[Interface dataset entries]
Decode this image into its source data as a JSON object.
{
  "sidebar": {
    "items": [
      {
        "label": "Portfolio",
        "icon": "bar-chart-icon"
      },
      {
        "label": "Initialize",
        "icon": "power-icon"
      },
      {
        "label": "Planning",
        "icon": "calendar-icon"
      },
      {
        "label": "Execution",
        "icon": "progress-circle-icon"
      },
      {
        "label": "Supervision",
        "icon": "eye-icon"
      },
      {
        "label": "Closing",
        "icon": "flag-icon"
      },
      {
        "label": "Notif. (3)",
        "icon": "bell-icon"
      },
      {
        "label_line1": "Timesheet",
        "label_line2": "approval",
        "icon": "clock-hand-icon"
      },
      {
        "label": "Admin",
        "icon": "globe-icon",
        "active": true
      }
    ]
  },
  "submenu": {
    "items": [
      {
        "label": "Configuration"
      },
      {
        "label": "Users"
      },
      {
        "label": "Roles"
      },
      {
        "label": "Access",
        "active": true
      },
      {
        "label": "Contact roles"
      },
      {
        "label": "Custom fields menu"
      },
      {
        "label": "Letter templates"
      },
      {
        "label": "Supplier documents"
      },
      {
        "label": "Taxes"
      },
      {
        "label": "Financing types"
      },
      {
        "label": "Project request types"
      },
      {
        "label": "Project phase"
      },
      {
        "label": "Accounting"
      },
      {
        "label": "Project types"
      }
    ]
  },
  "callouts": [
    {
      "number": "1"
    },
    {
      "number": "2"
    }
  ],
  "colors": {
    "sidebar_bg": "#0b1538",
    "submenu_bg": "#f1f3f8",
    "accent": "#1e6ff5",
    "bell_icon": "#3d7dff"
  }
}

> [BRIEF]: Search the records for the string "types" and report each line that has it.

> [TASK SOLUTION]:
        "label": "Financing types"
        "label": "Project request types"
        "label": "Project types"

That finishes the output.